NH4-dot-diagramThe cation exchange capacity (CEC) of the soil is merely a way of measuring the amount of sites in soils or soil humus that have a negative charge. These hold on to positively charged particles (cations) by means of its electrostatic properties. The amount of such exchange sites measures the capacity in the soil to keep nutrients, or the cation exchange capacity (CEC). So a soil’s CEC is the sum of negatively charged nutrient exchange sites  per unit weight or volume. CEC is calculated in milligram equivalents per 100 grams (meq/100g). Adding the concentrations of each cation gives a figure of the overall  CEC. A figure above 10 (meq/100g) is preferred for normal plant growth . However substrates with high levels of humus can have a CEC of 30 (meq/100g) or more.

The 5 most important cations in soils are calcium (Ca++ ), magnesium (Mg++), potassium (K+), sodium (Na+) and aluminium (Al+++).


Cations and Anions

What we really need to understand is that the greater the CEC value, the more nourishment a substrate or soil can have ready for use. The higher the CEC value, the more effective it can be for improving plant growth, vigor and health. All very small particles, not just humus and clay, carry electrical charges. The part of the nutrient that carries the electrical charge are called ions. Ions with a positive charge are called cations and ions carrying a negatively charged are called anions.


Humus and Available Nutrients

Depending on the soil or substrate, there are a few ingredients that have cation exchange capacity. The element having the highest CEC would be humus. Organic substrates all contain a good amount of this organic compound. Cations held by the electrostatic force of the soil’s humus can be easily exchanged for other cations within the soil making them readily available for plant uptake in the rhizosphere. Therefore, the CEC is crucial for knowing if there are sufficient amounts of AVAILABLE nutrients in the soil that have a positive charge.


Common Nutrient Cations And Anions

Some important positively charged nutrients include,  Ca++, Mg++ and K+. You may note that a very important nutrient, Nitrate NO3-, is not listed. This is because it carries a negative charge. Humus has not only negatively charged ions ready for retaining positively charged minerals, some have positively charged ions as well which can hold on to negatively charged minerals such as our precious nitrates and nitrites. However the anion exchange is very low in relation to cation exchange sites and unfortunately doesn’t come into account when talking nitrate availability.

Examples of Cations: NH4+, Ca++, Mg++, K+

Examples of Anions: NO3-,  Cl-, SO4-, PO4-


How Plants Eat

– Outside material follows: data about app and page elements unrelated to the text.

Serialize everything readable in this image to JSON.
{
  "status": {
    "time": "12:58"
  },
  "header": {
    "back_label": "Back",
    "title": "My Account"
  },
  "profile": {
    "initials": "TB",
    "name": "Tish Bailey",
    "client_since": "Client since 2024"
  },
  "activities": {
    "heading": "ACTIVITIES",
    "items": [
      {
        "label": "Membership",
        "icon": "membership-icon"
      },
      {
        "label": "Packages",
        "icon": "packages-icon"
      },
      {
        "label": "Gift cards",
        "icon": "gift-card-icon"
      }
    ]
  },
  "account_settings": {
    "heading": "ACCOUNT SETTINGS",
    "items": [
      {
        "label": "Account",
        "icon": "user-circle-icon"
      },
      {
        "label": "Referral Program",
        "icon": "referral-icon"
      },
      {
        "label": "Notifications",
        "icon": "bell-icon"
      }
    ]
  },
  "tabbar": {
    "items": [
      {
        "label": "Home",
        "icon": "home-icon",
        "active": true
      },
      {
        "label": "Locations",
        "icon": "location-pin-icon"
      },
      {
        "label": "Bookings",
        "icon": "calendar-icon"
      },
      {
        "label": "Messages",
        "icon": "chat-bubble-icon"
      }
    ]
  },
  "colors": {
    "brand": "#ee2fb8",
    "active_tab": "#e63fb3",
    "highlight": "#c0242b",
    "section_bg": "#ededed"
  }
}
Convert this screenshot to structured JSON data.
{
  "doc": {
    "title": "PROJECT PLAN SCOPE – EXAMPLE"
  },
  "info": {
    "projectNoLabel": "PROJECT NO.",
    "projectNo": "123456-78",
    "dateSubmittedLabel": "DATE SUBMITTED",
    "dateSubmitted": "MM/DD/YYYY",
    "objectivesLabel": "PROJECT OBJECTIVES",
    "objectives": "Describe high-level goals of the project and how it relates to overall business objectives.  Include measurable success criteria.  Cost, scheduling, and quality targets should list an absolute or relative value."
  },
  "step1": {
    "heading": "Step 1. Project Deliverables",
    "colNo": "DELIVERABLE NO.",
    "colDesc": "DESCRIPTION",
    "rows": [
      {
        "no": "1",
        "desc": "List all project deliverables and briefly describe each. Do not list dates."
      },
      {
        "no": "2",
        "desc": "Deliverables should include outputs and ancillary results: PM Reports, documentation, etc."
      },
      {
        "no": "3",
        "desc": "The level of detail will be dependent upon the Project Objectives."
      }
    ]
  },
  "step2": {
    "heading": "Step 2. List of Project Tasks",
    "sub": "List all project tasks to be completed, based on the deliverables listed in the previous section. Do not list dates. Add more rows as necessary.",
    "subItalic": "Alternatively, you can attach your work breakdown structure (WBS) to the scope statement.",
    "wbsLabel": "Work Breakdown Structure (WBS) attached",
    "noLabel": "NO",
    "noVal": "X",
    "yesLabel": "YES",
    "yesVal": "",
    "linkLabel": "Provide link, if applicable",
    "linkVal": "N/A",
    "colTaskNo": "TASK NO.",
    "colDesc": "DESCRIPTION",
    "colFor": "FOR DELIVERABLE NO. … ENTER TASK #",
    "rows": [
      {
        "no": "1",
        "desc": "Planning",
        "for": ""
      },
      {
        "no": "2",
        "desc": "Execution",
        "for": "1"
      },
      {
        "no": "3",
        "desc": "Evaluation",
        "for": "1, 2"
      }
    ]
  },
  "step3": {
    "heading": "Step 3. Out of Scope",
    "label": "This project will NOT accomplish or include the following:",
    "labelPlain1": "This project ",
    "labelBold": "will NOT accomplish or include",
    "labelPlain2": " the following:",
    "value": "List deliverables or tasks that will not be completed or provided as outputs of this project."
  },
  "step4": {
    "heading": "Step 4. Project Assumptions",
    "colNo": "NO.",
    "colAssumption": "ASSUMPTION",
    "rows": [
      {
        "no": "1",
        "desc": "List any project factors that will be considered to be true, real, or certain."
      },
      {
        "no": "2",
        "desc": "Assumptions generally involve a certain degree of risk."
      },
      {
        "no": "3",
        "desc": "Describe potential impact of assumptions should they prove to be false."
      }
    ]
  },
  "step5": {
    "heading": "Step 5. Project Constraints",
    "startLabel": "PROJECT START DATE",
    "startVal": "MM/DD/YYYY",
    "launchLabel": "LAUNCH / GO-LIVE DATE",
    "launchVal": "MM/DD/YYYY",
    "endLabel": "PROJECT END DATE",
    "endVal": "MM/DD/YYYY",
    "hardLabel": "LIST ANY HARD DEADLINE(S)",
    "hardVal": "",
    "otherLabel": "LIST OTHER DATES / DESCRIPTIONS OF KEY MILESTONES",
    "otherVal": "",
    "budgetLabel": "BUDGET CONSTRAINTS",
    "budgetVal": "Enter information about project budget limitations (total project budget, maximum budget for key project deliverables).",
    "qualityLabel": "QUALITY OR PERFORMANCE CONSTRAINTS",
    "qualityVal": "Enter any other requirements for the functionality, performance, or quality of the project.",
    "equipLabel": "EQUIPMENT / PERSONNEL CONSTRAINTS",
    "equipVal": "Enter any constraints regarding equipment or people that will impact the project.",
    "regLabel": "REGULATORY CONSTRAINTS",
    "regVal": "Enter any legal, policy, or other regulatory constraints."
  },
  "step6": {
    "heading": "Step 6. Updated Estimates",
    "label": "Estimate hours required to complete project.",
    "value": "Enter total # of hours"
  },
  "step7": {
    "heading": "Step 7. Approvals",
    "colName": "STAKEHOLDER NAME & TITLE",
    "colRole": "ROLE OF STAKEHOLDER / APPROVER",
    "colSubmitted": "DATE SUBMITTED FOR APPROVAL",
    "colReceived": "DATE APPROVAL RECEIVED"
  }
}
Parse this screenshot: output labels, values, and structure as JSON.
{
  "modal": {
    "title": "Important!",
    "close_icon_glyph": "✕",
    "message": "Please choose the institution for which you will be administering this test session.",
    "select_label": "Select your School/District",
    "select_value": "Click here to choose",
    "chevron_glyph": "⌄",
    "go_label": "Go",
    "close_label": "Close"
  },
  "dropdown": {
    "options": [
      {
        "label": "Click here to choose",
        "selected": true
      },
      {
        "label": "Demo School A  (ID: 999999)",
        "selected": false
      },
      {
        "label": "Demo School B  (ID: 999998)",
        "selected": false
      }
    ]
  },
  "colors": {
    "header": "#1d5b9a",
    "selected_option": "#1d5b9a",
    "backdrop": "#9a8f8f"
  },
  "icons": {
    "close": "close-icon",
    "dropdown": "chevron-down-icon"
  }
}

The surface areas of a plant root hairs contain their own electrical charges. Any time a plant’s root hair penetrates the substrate, it may exchange its own cations for those mounted on humus or clay debris and then absorb the cation nutrient for intake as nourishment. Plant roots use a hydrogen cation (H+) for the exchange. They eject one hydrogen cation for every cation nutrient adsorbed. This keeps a charge balance. This is the way plant life eats. This is a basic function of all plant life.


If there is a larger concentration of one specific cation over the others in the soil water, that cation will force the other cations off the colloid and the abundant cation element take their place.


Absorbsion vs Adsorbsion

Positively charged particles are electrostatically attracted to negatively charged particles. We all know this intuitively from our times spent playing with magnets as a child. Whenever positively charged cations affix themselves to negatively charged anions, the cations are “adsorbed” by the anions. Adsorbed is when a substance is affixed to the SURFACE of a particle, in a condensed layer. Absorbsion is when a substance enters INSIDE the body of a particle…  big difference.


About Anions

Anions, as mentioned earlier, have a negative charge. Some common but important anions are nitrate (NO3-), chloride (Cl-), sulfate (SO4-), and phosphate (PO4-). Unfortunately, soil anions are repelled by way of the negative ion on most substrate particles and therefore stay in solution instead of being adsorbed. Most of these plant nourishment will often be missing from substrate and soils, as they are easily leached out when the plant is watered.This is one more reason bacteria and fungus are so important to us. These microorganisms not only are responsible for breaking down all organic matter, they also supply plants with available anion elements, like nitrate, slowly over time. This is all done without anion exchange from clay or humus. A sufficient percentage of the billion or so bacteria in every square centimeter of soil, die each second to release from their decaying body the nitrates it has accumulated over its life. This to me is an amazing system. Nitrates and anions are also supplied by fungus directly, but dieing bacteria are responsible for the majority of the nutrient availability.